TASK ITEM: Give the number of lines below that hold "this", and only that.

Top of RECORDS SUPPLIED

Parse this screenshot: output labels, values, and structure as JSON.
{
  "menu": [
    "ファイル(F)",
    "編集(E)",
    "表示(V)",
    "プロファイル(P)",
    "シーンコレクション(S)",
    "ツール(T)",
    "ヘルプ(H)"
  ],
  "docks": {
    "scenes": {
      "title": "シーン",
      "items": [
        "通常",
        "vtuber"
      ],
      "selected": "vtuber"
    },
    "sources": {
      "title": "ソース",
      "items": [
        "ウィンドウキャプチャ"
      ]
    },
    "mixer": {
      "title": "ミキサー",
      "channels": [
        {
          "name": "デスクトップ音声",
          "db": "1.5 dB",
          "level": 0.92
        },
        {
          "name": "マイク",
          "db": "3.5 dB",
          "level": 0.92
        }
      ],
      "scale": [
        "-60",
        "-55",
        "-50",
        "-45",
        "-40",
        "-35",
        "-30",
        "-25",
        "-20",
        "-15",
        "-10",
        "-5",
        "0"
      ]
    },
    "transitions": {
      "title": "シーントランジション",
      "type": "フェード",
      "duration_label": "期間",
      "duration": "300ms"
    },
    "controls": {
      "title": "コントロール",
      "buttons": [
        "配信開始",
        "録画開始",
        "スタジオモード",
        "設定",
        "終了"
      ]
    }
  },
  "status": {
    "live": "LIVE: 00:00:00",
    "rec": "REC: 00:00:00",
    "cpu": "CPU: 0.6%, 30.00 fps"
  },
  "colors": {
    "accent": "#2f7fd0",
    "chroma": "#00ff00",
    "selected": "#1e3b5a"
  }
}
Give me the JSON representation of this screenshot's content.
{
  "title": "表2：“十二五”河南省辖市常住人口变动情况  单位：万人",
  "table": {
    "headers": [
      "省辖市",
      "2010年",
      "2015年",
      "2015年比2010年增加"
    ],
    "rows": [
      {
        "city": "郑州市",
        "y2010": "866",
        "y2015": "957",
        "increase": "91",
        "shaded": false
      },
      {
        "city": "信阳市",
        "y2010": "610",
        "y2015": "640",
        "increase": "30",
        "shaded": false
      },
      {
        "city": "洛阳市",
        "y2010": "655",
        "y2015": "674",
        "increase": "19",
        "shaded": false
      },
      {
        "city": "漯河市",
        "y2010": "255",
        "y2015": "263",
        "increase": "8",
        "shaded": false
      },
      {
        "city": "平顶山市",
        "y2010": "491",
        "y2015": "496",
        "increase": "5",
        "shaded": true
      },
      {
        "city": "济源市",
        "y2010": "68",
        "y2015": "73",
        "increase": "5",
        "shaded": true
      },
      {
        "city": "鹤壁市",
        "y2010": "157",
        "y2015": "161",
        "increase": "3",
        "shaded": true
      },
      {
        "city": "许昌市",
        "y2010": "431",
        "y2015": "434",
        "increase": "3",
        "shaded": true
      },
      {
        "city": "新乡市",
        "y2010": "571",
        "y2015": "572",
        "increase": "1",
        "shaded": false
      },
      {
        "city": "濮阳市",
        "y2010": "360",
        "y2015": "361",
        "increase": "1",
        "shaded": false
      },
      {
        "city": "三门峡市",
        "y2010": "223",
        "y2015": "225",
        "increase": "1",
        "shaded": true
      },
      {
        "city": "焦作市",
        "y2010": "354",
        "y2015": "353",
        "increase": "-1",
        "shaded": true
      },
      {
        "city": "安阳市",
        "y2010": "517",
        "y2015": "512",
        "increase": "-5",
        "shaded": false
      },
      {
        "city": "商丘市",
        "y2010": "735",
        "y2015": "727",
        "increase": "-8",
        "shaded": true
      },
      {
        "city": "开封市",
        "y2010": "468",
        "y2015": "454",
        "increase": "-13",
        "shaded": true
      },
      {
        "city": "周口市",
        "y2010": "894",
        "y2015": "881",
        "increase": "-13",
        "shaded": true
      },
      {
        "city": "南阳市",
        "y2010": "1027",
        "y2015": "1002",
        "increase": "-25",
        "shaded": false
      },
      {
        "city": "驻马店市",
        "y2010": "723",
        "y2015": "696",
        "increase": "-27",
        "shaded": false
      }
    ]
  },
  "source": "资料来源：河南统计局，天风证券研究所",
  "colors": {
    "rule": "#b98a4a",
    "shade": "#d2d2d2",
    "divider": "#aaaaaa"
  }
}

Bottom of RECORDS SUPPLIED

RESULT: 2